Segment Start: Supplied records

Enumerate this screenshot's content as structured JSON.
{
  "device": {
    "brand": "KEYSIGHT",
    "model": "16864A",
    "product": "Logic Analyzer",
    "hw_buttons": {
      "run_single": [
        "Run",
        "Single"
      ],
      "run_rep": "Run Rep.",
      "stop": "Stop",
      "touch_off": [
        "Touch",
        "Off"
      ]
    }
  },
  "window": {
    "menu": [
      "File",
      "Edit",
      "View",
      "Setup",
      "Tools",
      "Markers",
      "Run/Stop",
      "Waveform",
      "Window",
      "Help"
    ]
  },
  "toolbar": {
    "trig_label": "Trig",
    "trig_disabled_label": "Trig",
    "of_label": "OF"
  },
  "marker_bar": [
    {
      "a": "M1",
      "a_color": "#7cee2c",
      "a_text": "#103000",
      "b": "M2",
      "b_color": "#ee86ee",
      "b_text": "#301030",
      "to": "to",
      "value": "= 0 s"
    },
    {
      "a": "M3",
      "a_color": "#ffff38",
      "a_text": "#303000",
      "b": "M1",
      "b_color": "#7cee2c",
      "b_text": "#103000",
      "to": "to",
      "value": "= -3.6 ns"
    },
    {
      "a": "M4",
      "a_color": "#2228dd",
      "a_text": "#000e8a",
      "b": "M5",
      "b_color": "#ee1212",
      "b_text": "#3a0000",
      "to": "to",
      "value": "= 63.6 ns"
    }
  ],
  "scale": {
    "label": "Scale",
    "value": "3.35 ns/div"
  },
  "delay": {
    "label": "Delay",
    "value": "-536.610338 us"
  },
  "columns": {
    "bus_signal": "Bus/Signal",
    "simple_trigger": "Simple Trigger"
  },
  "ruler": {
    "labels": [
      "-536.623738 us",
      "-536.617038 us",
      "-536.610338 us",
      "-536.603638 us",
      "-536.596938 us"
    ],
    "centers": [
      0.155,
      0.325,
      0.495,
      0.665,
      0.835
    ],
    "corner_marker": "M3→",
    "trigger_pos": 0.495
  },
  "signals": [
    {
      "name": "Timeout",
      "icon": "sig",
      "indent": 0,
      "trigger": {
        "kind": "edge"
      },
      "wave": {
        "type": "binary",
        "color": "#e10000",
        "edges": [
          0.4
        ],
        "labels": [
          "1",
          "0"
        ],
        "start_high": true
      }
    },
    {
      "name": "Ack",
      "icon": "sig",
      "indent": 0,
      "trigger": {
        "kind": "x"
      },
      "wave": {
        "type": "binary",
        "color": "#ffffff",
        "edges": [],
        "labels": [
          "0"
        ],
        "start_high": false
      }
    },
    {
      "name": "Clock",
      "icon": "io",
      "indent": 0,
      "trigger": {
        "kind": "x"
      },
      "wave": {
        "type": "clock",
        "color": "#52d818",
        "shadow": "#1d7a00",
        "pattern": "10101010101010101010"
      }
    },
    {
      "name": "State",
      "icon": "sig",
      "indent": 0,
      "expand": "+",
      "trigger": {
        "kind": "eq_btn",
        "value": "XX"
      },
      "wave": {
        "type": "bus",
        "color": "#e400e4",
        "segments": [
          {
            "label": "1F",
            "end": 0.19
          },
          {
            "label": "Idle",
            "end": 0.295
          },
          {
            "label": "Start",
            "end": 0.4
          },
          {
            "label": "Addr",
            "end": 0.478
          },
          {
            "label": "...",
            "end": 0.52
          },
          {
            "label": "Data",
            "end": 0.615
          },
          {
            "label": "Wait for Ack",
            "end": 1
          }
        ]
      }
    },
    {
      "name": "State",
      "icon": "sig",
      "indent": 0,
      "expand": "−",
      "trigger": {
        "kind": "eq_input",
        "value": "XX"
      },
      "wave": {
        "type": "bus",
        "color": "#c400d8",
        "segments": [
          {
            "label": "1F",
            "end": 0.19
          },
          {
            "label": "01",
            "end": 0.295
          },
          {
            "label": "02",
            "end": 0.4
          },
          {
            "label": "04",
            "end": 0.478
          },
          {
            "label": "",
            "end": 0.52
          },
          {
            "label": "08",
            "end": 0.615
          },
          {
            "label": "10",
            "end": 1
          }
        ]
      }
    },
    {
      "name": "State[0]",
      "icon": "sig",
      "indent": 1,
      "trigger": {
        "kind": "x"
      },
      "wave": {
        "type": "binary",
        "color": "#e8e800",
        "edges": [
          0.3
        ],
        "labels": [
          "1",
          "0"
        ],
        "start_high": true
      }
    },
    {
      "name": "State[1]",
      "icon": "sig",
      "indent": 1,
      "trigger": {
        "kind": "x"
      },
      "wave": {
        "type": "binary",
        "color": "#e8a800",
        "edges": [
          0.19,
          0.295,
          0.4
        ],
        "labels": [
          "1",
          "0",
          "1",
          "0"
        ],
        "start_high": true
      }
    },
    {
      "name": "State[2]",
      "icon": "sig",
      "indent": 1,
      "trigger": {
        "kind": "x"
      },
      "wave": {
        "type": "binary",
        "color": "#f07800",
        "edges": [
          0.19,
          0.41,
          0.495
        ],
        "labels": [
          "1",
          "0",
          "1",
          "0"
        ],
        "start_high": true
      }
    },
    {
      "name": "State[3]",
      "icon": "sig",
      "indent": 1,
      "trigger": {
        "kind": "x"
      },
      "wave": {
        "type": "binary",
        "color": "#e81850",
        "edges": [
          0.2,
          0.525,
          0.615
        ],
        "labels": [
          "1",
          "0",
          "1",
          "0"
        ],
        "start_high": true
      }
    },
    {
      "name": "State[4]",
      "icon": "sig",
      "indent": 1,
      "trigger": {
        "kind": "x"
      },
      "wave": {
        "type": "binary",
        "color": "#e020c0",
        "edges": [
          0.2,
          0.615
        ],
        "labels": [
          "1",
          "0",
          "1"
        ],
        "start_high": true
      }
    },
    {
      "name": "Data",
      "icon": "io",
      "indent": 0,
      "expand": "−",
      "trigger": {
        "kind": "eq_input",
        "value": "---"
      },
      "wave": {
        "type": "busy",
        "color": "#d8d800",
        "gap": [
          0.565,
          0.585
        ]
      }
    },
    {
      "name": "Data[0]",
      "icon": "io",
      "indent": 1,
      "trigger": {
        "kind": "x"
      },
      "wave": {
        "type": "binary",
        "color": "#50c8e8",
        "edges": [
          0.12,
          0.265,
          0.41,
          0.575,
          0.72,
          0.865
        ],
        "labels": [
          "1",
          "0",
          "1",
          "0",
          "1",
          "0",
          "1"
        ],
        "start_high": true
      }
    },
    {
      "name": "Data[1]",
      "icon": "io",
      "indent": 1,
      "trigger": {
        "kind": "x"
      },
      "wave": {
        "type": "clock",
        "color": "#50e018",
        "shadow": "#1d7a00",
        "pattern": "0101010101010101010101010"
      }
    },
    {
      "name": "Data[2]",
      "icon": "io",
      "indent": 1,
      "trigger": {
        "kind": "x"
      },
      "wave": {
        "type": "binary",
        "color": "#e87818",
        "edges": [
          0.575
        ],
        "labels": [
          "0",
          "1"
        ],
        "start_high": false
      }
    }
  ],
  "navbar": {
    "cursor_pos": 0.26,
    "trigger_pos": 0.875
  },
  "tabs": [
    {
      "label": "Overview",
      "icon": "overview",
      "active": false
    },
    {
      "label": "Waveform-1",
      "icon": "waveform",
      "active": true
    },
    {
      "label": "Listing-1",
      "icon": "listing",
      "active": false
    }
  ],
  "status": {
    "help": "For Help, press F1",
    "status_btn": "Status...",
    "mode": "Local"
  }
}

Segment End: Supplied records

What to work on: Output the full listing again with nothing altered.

Written solution:
Enumerate this screenshot's content as structured JSON.
{
  "device": {
    "brand": "KEYSIGHT",
    "model": "16864A",
    "product": "Logic Analyzer",
    "hw_buttons": {
      "run_single": [
        "Run",
        "Single"
      ],
      "run_rep": "Run Rep.",
      "stop": "Stop",
      "touch_off": [
        "Touch",
        "Off"
      ]
    }
  },
  "window": {
    "menu": [
      "File",
      "Edit",
      "View",
      "Setup",
      "Tools",
      "Markers",
      "Run/Stop",
      "Waveform",
      "Window",
      "Help"
    ]
  },
  "toolbar": {
    "trig_label": "Trig",
    "trig_disabled_label": "Trig",
    "of_label": "OF"
  },
  "marker_bar": [
    {
      "a": "M1",
      "a_color": "#7cee2c",
      "a_text": "#103000",
      "b": "M2",
      "b_color": "#ee86ee",
      "b_text": "#301030",
      "to": "to",
      "value": "= 0 s"
    },
    {
      "a": "M3",
      "a_color": "#ffff38",
      "a_text": "#303000",
      "b": "M1",
      "b_color": "#7cee2c",
      "b_text": "#103000",
      "to": "to",
      "value": "= -3.6 ns"
    },
    {
      "a": "M4",
      "a_color": "#2228dd",
      "a_text": "#000e8a",
      "b": "M5",
      "b_color": "#ee1212",
      "b_text": "#3a0000",
      "to": "to",
      "value": "= 63.6 ns"
    }
  ],
  "scale": {
    "label": "Scale",
    "value": "3.35 ns/div"
  },
  "delay": {
    "label": "Delay",
    "value": "-536.610338 us"
  },
  "columns": {
    "bus_signal": "Bus/Signal",
    "simple_trigger": "Simple Trigger"
  },
  "ruler": {
    "labels": [
      "-536.623738 us",
      "-536.617038 us",
      "-536.610338 us",
      "-536.603638 us",
      "-536.596938 us"
    ],
    "centers": [
      0.155,
      0.325,
      0.495,
      0.665,
      0.835
    ],
    "corner_marker": "M3→",
    "trigger_pos": 0.495
  },
  "signals": [
    {
      "name": "Timeout",
      "icon": "sig",
      "indent": 0,
      "trigger": {
        "kind": "edge"
      },
      "wave": {
        "type": "binary",
        "color": "#e10000",
        "edges": [
          0.4
        ],
        "labels": [
          "1",
          "0"
        ],
        "start_high": true
      }
    },
    {
      "name": "Ack",
      "icon": "sig",
      "indent": 0,
      "trigger": {
        "kind": "x"
      },
      "wave": {
        "type": "binary",
        "color": "#ffffff",
        "edges": [],
        "labels": [
          "0"
        ],
        "start_high": false
      }
    },
    {
      "name": "Clock",
      "icon": "io",
      "indent": 0,
      "trigger": {
        "kind": "x"
      },
      "wave": {
        "type": "clock",
        "color": "#52d818",
        "shadow": "#1d7a00",
        "pattern": "10101010101010101010"
      }
    },
    {
      "name": "State",
      "icon": "sig",
      "indent": 0,
      "expand": "+",
      "trigger": {
        "kind": "eq_btn",
        "value": "XX"
      },
      "wave": {
        "type": "bus",
        "color": "#e400e4",
        "segments": [
          {
            "label": "1F",
            "end": 0.19
          },
          {
            "label": "Idle",
            "end": 0.295
          },
          {
            "label": "Start",
            "end": 0.4
          },
          {
            "label": "Addr",
            "end": 0.478
          },
          {
            "label": "...",
            "end": 0.52
          },
          {
            "label": "Data",
            "end": 0.615
          },
          {
            "label": "Wait for Ack",
            "end": 1
          }
        ]
      }
    },
    {
      "name": "State",
      "icon": "sig",
      "indent": 0,
      "expand": "−",
      "trigger": {
        "kind": "eq_input",
        "value": "XX"
      },
      "wave": {
        "type": "bus",
        "color": "#c400d8",
        "segments": [
          {
            "label": "1F",
            "end": 0.19
          },
          {
            "label": "01",
            "end": 0.295
          },
          {
            "label": "02",
            "end": 0.4
          },
          {
            "label": "04",
            "end": 0.478
          },
          {
            "label": "",
            "end": 0.52
          },
          {
            "label": "08",
            "end": 0.615
          },
          {
            "label": "10",
            "end": 1
          }
        ]
      }
    },
    {
      "name": "State[0]",
      "icon": "sig",
      "indent": 1,
      "trigger": {
        "kind": "x"
      },
      "wave": {
        "type": "binary",
        "color": "#e8e800",
        "edges": [
          0.3
        ],
        "labels": [
          "1",
          "0"
        ],
        "start_high": true
      }
    },
    {
      "name": "State[1]",
      "icon": "sig",
      "indent": 1,
      "trigger": {
        "kind": "x"
      },
      "wave": {
        "type": "binary",
        "color": "#e8a800",
        "edges": [
          0.19,
          0.295,
          0.4
        ],
        "labels": [
          "1",
          "0",
          "1",
          "0"
        ],
        "start_high": true
      }
    },
    {
      "name": "State[2]",
      "icon": "sig",
      "indent": 1,
      "trigger": {
        "kind": "x"
      },
      "wave": {
        "type": "binary",
        "color": "#f07800",
        "edges": [
          0.19,
          0.41,
          0.495
        ],
        "labels": [
          "1",
          "0",
          "1",
          "0"
        ],
        "start_high": true
      }
    },
    {
      "name": "State[3]",
      "icon": "sig",
      "indent": 1,
      "trigger": {
        "kind": "x"
      },
      "wave": {
        "type": "binary",
        "color": "#e81850",
        "edges": [
          0.2,
          0.525,
          0.615
        ],
        "labels": [
          "1",
          "0",
          "1",
          "0"
        ],
        "start_high": true
      }
    },
    {
      "name": "State[4]",
      "icon": "sig",
      "indent": 1,
      "trigger": {
        "kind": "x"
      },
      "wave": {
        "type": "binary",
        "color": "#e020c0",
        "edges": [
          0.2,
          0.615
        ],
        "labels": [
          "1",
          "0",
          "1"
        ],
        "start_high": true
      }
    },
    {
      "name": "Data",
      "icon": "io",
      "indent": 0,
      "expand": "−",
      "trigger": {
        "kind": "eq_input",
        "value": "---"
      },
      "wave": {
        "type": "busy",
        "color": "#d8d800",
        "gap": [
          0.565,
          0.585
        ]
      }
    },
    {
      "name": "Data[0]",
      "icon": "io",
      "indent": 1,
      "trigger": {
        "kind": "x"
      },
      "wave": {
        "type": "binary",
        "color": "#50c8e8",
        "edges": [
          0.12,
          0.265,
          0.41,
          0.575,
          0.72,
          0.865
        ],
        "labels": [
          "1",
          "0",
          "1",
          "0",
          "1",
          "0",
          "1"
        ],
        "start_high": true
      }
    },
    {
      "name": "Data[1]",
      "icon": "io",
      "indent": 1,
      "trigger": {
        "kind": "x"
      },
      "wave": {
        "type": "clock",
        "color": "#50e018",
        "shadow": "#1d7a00",
        "pattern": "0101010101010101010101010"
      }
    },
    {
      "name": "Data[2]",
      "icon": "io",
      "indent": 1,
      "trigger": {
        "kind": "x"
      },
      "wave": {
        "type": "binary",
        "color": "#e87818",
        "edges": [
          0.575
        ],
        "labels": [
          "0",
          "1"
        ],
        "start_high": false
      }
    }
  ],
  "navbar": {
    "cursor_pos": 0.26,
    "trigger_pos": 0.875
  },
  "tabs": [
    {
      "label": "Overview",
      "icon": "overview",
      "active": false
    },
    {
      "label": "Waveform-1",
      "icon": "waveform",
      "active": true
    },
    {
      "label": "Listing-1",
      "icon": "listing",
      "active": false
    }
  ],
  "status": {
    "help": "For Help, press F1",
    "status_btn": "Status...",
    "mode": "Local"
  }
}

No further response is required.